In this paper we analyse discursive struggles over what is referred to as legal and illegal user practices in the internet as an outcome of regulatory uncertainty. The latter, in turn, is examined in the context of a multi-layered transnational copyright regime characterised by three features: the absence of an universally recognized single authority in charge of law-making, fragmented and partially contradicting forms of regulation of global, national and sectoral scope, and considerable indeterminacy of rule interpretation and application arising from the variety and distinctiveness of local usage contexts. We argue that notions of legality and illegality are used strategically by different actors to resolve perceived misalignments between regulation, business models and user practices. The results indicate that the meaning of legality and illegality, while often presented as well-defined distinction, in the case of internet user practices is often far from clear-cut and generally accepted.
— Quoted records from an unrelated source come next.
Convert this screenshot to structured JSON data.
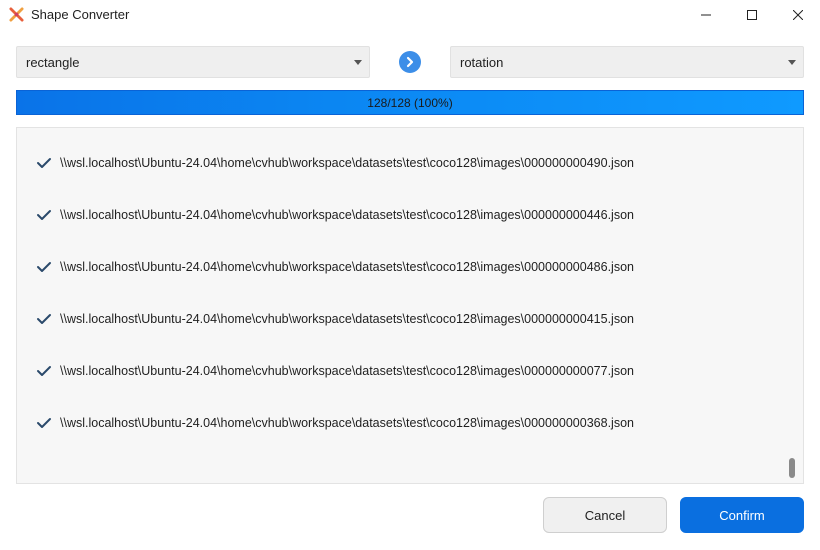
{
  "window": {
    "title": "Shape Converter"
  },
  "converter": {
    "from_value": "rectangle",
    "to_value": "rotation"
  },
  "progress": {
    "label": "128/128 (100%)",
    "fraction": 1.0
  },
  "results": [
    {
      "status": "success",
      "path": "\\\\wsl.localhost\\Ubuntu-24.04\\home\\cvhub\\workspace\\datasets\\test\\coco128\\images\\000000000490.json"
    },
    {
      "status": "success",
      "path": "\\\\wsl.localhost\\Ubuntu-24.04\\home\\cvhub\\workspace\\datasets\\test\\coco128\\images\\000000000446.json"
    },
    {
      "status": "success",
      "path": "\\\\wsl.localhost\\Ubuntu-24.04\\home\\cvhub\\workspace\\datasets\\test\\coco128\\images\\000000000486.json"
    },
    {
      "status": "success",
      "path": "\\\\wsl.localhost\\Ubuntu-24.04\\home\\cvhub\\workspace\\datasets\\test\\coco128\\images\\000000000415.json"
    },
    {
      "status": "success",
      "path": "\\\\wsl.localhost\\Ubuntu-24.04\\home\\cvhub\\workspace\\datasets\\test\\coco128\\images\\000000000077.json"
    },
    {
      "status": "success",
      "path": "\\\\wsl.localhost\\Ubuntu-24.04\\home\\cvhub\\workspace\\datasets\\test\\coco128\\images\\000000000368.json"
    }
  ],
  "actions": {
    "cancel_label": "Cancel",
    "confirm_label": "Confirm"
  },
  "colors": {
    "accent": "#0a6fe0",
    "progress": "#0b86f2",
    "arrow": "#3c8ee8"
  },
  "icons": {
    "app": "shape-converter-logo-icon",
    "convert": "chevron-right-icon",
    "status": "checkmark-icon"
  }
}
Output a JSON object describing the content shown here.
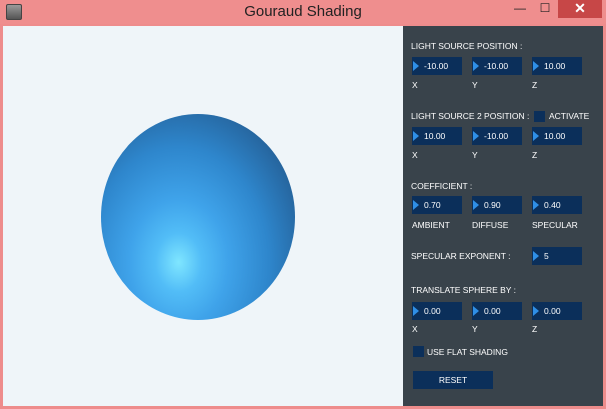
{
  "window": {
    "title": "Gouraud Shading",
    "controls": {
      "minimize": "—",
      "maximize": "☐",
      "close": "✕"
    },
    "colors": {
      "titlebar": "#ef8e8e",
      "close": "#c74747",
      "panel": "#39434b",
      "field": "#0b2f5a",
      "canvas": "#eff5f9",
      "sphere": "#3fa3ea"
    }
  },
  "light1": {
    "heading": "LIGHT SOURCE POSITION :",
    "x": "-10.00",
    "y": "-10.00",
    "z": "10.00",
    "x_label": "X",
    "y_label": "Y",
    "z_label": "Z"
  },
  "light2": {
    "heading": "LIGHT SOURCE 2 POSITION :",
    "activate_label": "ACTIVATE",
    "x": "10.00",
    "y": "-10.00",
    "z": "10.00",
    "x_label": "X",
    "y_label": "Y",
    "z_label": "Z"
  },
  "coeff": {
    "heading": "COEFFICIENT :",
    "ambient": "0.70",
    "diffuse": "0.90",
    "specular": "0.40",
    "ambient_label": "AMBIENT",
    "diffuse_label": "DIFFUSE",
    "specular_label": "SPECULAR"
  },
  "specular_exponent": {
    "label": "SPECULAR EXPONENT :",
    "value": "5"
  },
  "translate": {
    "heading": "TRANSLATE SPHERE BY :",
    "x": "0.00",
    "y": "0.00",
    "z": "0.00",
    "x_label": "X",
    "y_label": "Y",
    "z_label": "Z"
  },
  "flat_shading_label": "USE FLAT SHADING",
  "reset_label": "RESET"
}
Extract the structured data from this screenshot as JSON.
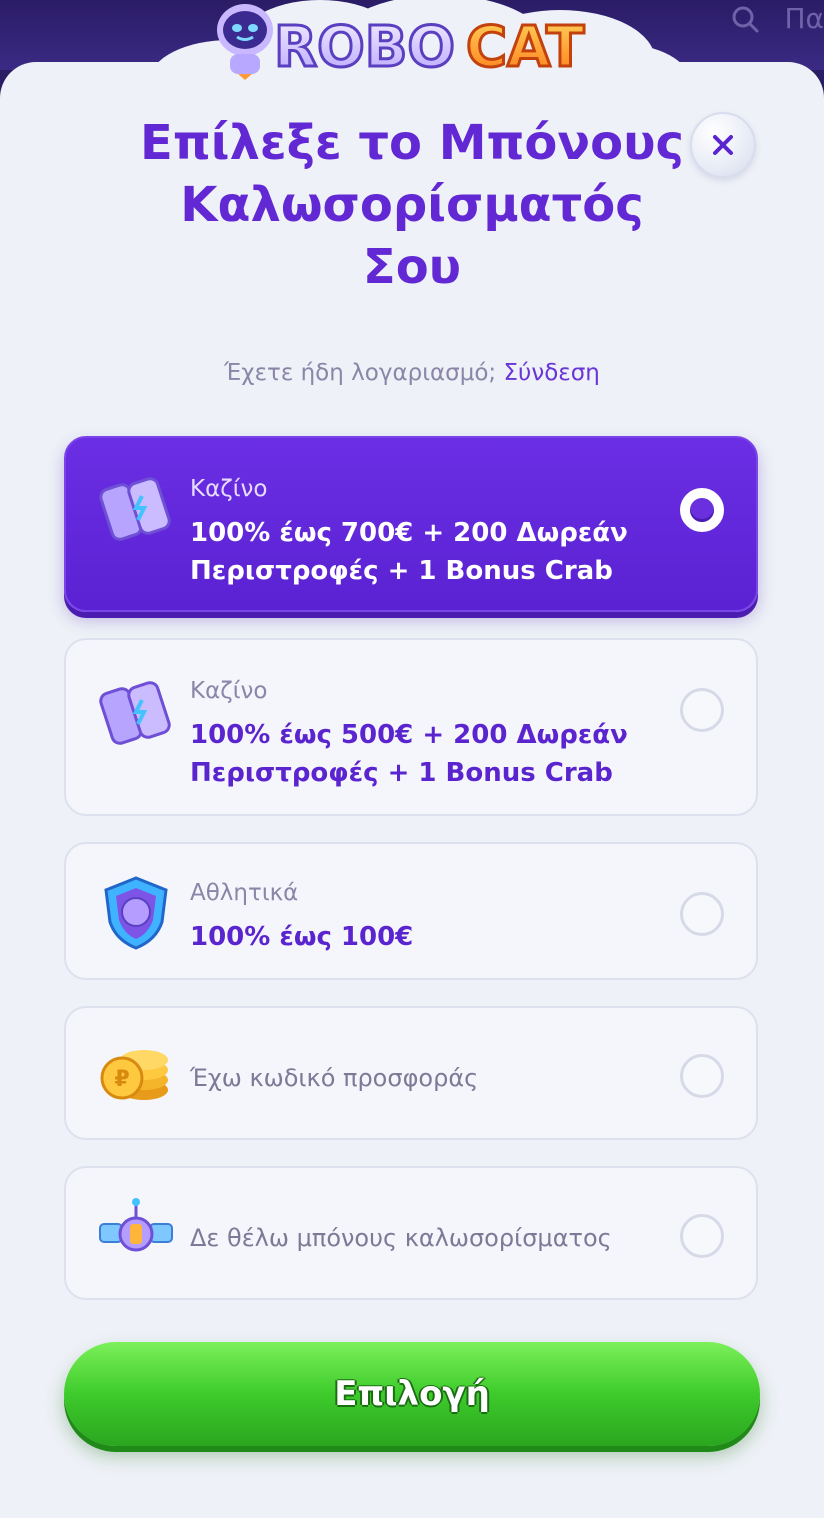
{
  "topbar": {
    "search_text": "Πα"
  },
  "brand": {
    "logo_text": "ROBOCAT"
  },
  "modal": {
    "title_line1": "Επίλεξε το Μπόνους",
    "title_line2": "Καλωσορίσματός",
    "title_line3": "Σου",
    "login_prompt": "Έχετε ήδη λογαριασμό;",
    "login_link": "Σύνδεση",
    "close_label": "×"
  },
  "options": [
    {
      "category": "Καζίνο",
      "line1": "100% έως 700€ + 200 Δωρεάν",
      "line2": "Περιστροφές + 1 Bonus Crab",
      "icon": "battery-icon",
      "selected": true
    },
    {
      "category": "Καζίνο",
      "line1": "100% έως 500€ + 200 Δωρεάν",
      "line2": "Περιστροφές + 1 Bonus Crab",
      "icon": "battery-icon",
      "selected": false
    },
    {
      "category": "Αθλητικά",
      "line1": "100% έως 100€",
      "icon": "shield-ball-icon",
      "selected": false
    },
    {
      "label": "Έχω κωδικό προσφοράς",
      "icon": "coins-icon",
      "selected": false
    },
    {
      "label": "Δε θέλω μπόνους καλωσορίσματος",
      "icon": "satellite-icon",
      "selected": false
    }
  ],
  "cta": {
    "label": "Επιλογή"
  },
  "colors": {
    "accent": "#6228d4",
    "selected_bg": "#5f27d8",
    "cta_green": "#3ecb2b"
  }
}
In fact, copyright industry, intermediaries, users and regulators are involved in what Black (2002) refers to as "regulatory conversations". Analysing these regulatory conversations offers a revealing entry point to study how under conditions of transnational regime complexity and diffusion of new technology solutions to regulatory uncertainty are negotiated in a multiplicity of social contexts.
International regime complexity, copyright regulation, regulatory uncertainty, internet-based business models, internet user practices
Business Organizations Law | Intellectual Property Law | Internet Law | Transnational Law
Dobusch, Leonhard and Quack, Sigrid, "Transnational Copyright: Misalignments between Regulation, Business Models and User Practice" (2012). Transnational Business Governance Interactions Working Papers. 2.